___ Data supplied

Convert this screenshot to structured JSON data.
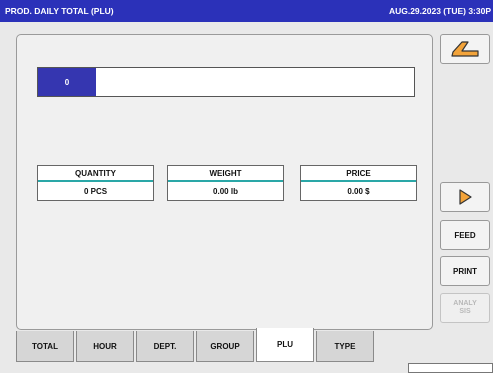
{
  "header": {
    "title": "PROD. DAILY TOTAL (PLU)",
    "datetime": "AUG.29.2023 (TUE)  3:30P"
  },
  "plu_input": {
    "value": "0"
  },
  "stats": [
    {
      "label": "QUANTITY",
      "value": "0 PCS"
    },
    {
      "label": "WEIGHT",
      "value": "0.00 lb"
    },
    {
      "label": "PRICE",
      "value": "0.00 $"
    }
  ],
  "side_buttons": {
    "back_icon": "return-arrow-icon",
    "next_icon": "play-triangle-icon",
    "feed": "FEED",
    "print": "PRINT",
    "analysis_line1": "ANALY",
    "analysis_line2": "SIS"
  },
  "tabs": [
    {
      "label": "TOTAL",
      "active": false
    },
    {
      "label": "HOUR",
      "active": false
    },
    {
      "label": "DEPT.",
      "active": false
    },
    {
      "label": "GROUP",
      "active": false
    },
    {
      "label": "PLU",
      "active": true
    },
    {
      "label": "TYPE",
      "active": false
    }
  ],
  "colors": {
    "titlebar": "#2b31b9",
    "accent_number": "#3536b0",
    "divider_teal": "#2aa7a7",
    "icon_orange": "#f2a33a"
  }
}
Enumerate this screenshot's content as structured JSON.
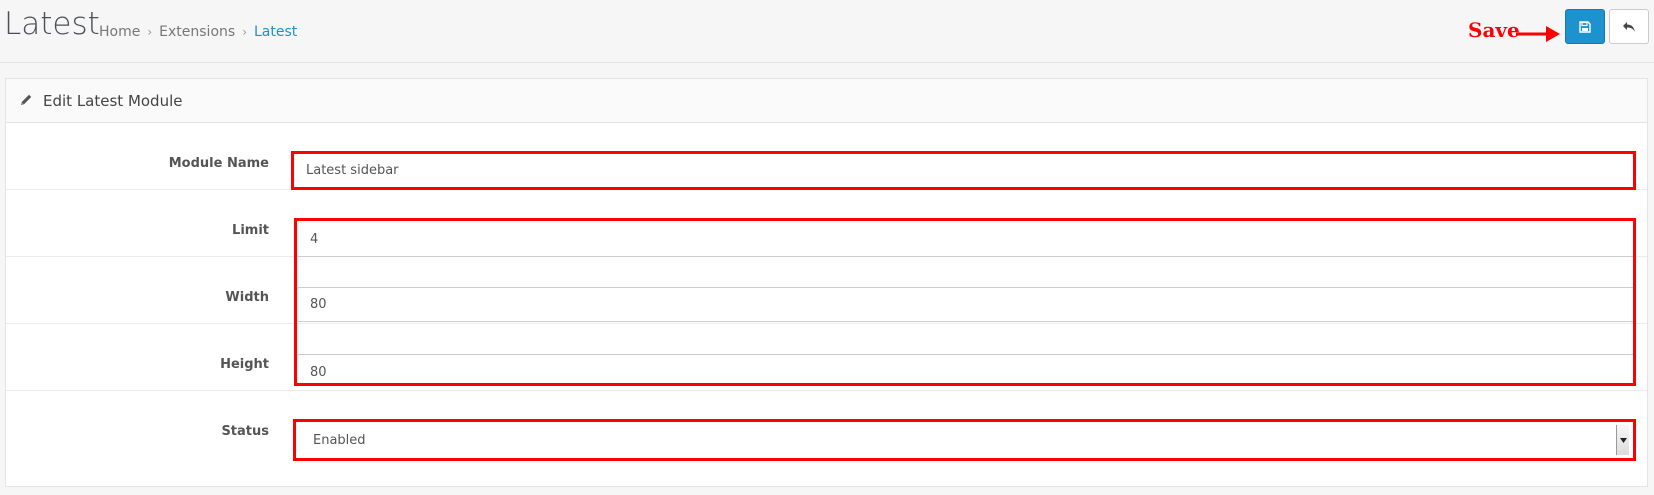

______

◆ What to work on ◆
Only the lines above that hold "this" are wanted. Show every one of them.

◆ Reply ◆
Convert this screenshot to structured JSON data.
Enumerate this screenshot's content as structured JSON.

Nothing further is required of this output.